• **Entries from a dataset of interfaces**
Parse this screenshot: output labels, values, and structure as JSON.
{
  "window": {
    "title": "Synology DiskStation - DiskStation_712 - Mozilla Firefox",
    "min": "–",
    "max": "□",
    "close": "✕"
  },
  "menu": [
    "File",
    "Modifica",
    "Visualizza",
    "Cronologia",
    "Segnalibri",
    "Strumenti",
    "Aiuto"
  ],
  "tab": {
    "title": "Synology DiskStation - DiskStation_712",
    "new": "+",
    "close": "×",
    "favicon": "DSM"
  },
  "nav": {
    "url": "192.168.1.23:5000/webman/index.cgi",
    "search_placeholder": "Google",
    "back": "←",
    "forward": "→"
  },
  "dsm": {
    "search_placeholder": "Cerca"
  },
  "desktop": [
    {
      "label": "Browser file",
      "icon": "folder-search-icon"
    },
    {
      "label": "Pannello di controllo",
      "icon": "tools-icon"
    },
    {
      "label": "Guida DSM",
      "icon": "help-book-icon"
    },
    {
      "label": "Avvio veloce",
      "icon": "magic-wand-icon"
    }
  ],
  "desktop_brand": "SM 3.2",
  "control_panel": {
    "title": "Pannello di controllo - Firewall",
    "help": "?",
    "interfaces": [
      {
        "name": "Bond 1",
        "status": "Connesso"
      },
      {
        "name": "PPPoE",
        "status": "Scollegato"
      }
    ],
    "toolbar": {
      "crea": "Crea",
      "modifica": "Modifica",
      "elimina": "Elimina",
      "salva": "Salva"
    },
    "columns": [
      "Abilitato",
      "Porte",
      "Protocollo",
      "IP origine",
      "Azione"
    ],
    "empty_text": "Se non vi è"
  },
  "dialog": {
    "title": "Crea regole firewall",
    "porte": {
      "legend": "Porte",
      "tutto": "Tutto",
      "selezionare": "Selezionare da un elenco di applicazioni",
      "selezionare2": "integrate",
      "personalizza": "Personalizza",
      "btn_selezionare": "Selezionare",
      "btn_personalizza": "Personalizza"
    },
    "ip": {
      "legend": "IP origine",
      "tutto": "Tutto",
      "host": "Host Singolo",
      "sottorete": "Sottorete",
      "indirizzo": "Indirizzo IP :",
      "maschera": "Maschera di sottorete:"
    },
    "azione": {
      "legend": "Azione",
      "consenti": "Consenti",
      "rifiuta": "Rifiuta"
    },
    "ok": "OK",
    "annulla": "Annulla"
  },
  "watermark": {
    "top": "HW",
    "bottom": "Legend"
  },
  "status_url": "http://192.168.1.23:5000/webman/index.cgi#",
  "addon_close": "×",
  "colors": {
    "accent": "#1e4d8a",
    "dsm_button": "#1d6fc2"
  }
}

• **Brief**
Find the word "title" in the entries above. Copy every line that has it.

• **Exercise output**
    "title": "Synology DiskStation - DiskStation_712 - Mozilla Firefox",
    "title": "Synology DiskStation - DiskStation_712",
    "title": "Pannello di controllo - Firewall",
    "title": "Crea regole firewall",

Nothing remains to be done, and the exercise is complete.